Film for thought: International program to screen movies in Altoona
An opportunity for viewing thought-provoking film work is coming to Altoona.
Pennsylvania is one of four states selected to show films from the Film Forward: Advancing Cultural Dialogue initiative.
Locally, the Altoona Area Public Library and the Penn State Altoona Devorris Downtown Center will show the following films: “Twenty Feet from Stardom,” “The World Before Her,” “The Rocket,” “If You Build It,” “Dancing in Jaffa,” “Valentine Road,” and “Circles.”
Admission is free.
The initiative is a partnership of Sundance Institute and four U.S. federal cultural agencies.
The initiative’s goal “is to create greater cultural understanding through the exhibition of film and conversation with filmmakers to really create a cultural dialogue,” said Meredith Lavitt, director of the Film Forward initiative.
“It’s aiming to bring independent films from the United States and internationally, and show everybody how alike we all are and bring a different viewpoint to people,” said Linda Filkosky, the District Library Consultant for the Altoona District, covering 13 libraries in Bedford, Blair and Huntingdon counties.
After the institute selects the films, filmmakers travel to four domestic and four international locations for gatherings such as screenings and workshops, according to the Film Forward website.
The movie “Fruitvale Station” is also part of the 2014 film lineup of the international touring program in its fourth year.
The State Library of Pennsylvania put in an application in order to present the 2014 films, Filkosky said. The more than 20 Pennsylvania libraries presenting the films in April, are among the spots in four other countries and three other states – California, Michigan and Mississippi – selected to show the films.
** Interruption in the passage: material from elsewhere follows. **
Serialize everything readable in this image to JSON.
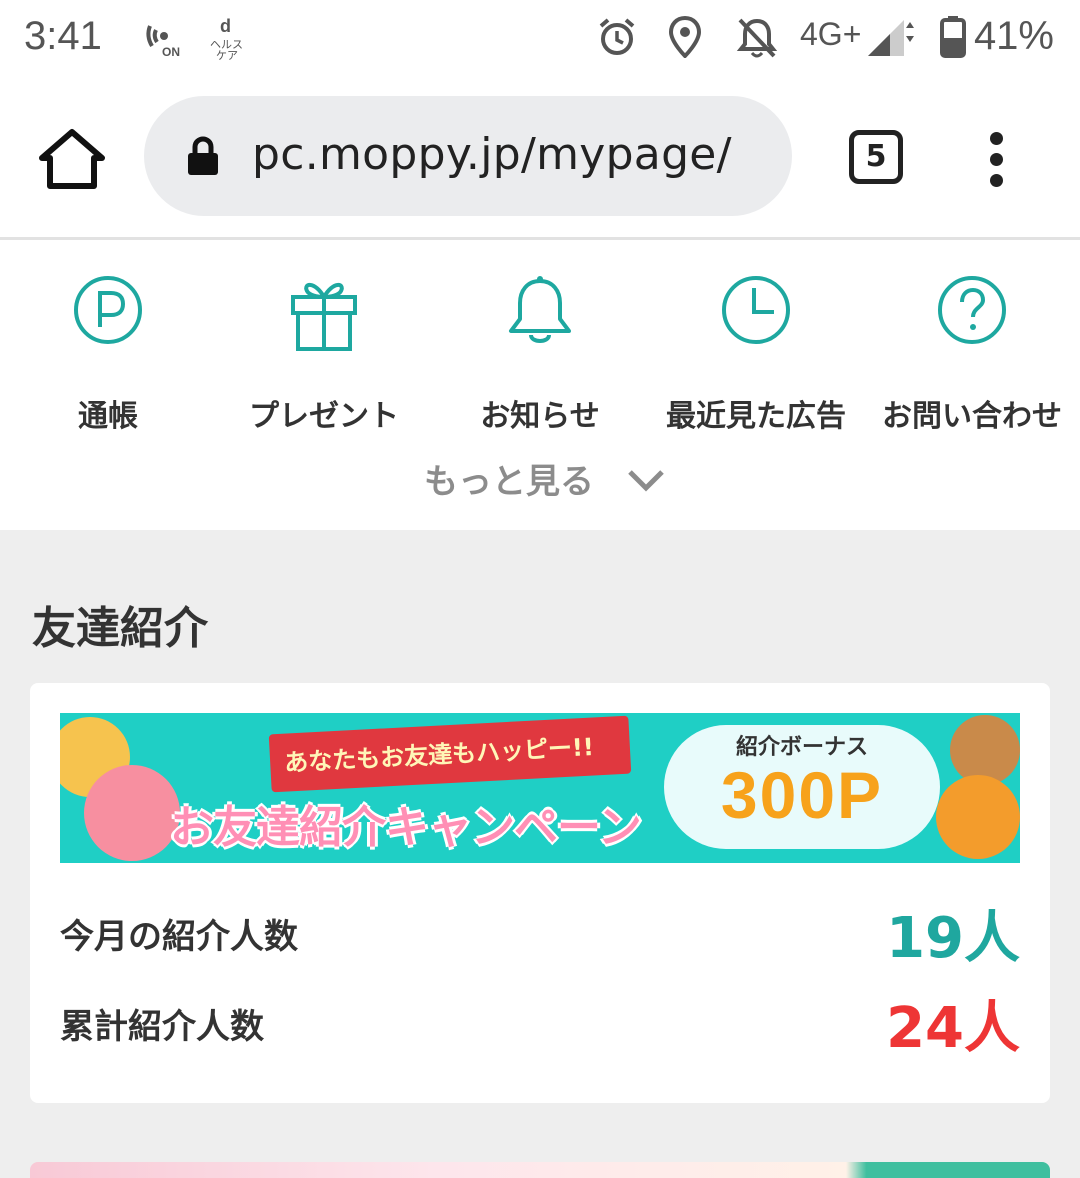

The first film showing will happen during National Library Week, a library press release said. Each film will have a moderator to guide the audience in discussion.
Amir B. Marvasti, a Penn State Altoona associate professor of sociology, is one of five faculty members moderating the films shown at the Devorris Downtown Center.
“The film festival is an important cultural event for the region,” he wrote in an email. “I expect the attendees will find the festival both entertaining and informative. While the films focus on specific stories and characters, the underlying themes explored in them are universal.”
Film Forward looks for universal themes with the ability to connect audiences. This year’s films share the themes of the transformative power of art, acceptance, and tradition colliding with modern ways, Lavitt said.
“We look for really strong story telling, and we look for films that really do have universal themes that we can show to a variety of audiences and then the themes sort of bubble up from there as we put the slate together,” she said.
The initiative hopes to bring the films specifically to those who are not the typical audiences for independent film, high school and college students, and other filmmakers to make an “artist-to-artist connection” and encourage the continuation of such story telling, Lavitt said.
“I’m hoping that when they see these films it’s really going to open their eyes to how other people live and how they phrase things and how they film things, and all the films that I’ve watched have been so striking and have made a real difference to me, so I’m hoping everybody gets the same affect when they watch it,” Filkosky said of what she hopes audiences will experience.
The films are sometimes “really gritty, thought provoking, just different from your ordinary movie that you would see at a theater,” she said. “All of them are just really fine films.”
Mirror Staff Writer Amanda Gabeletto is at 949-7030.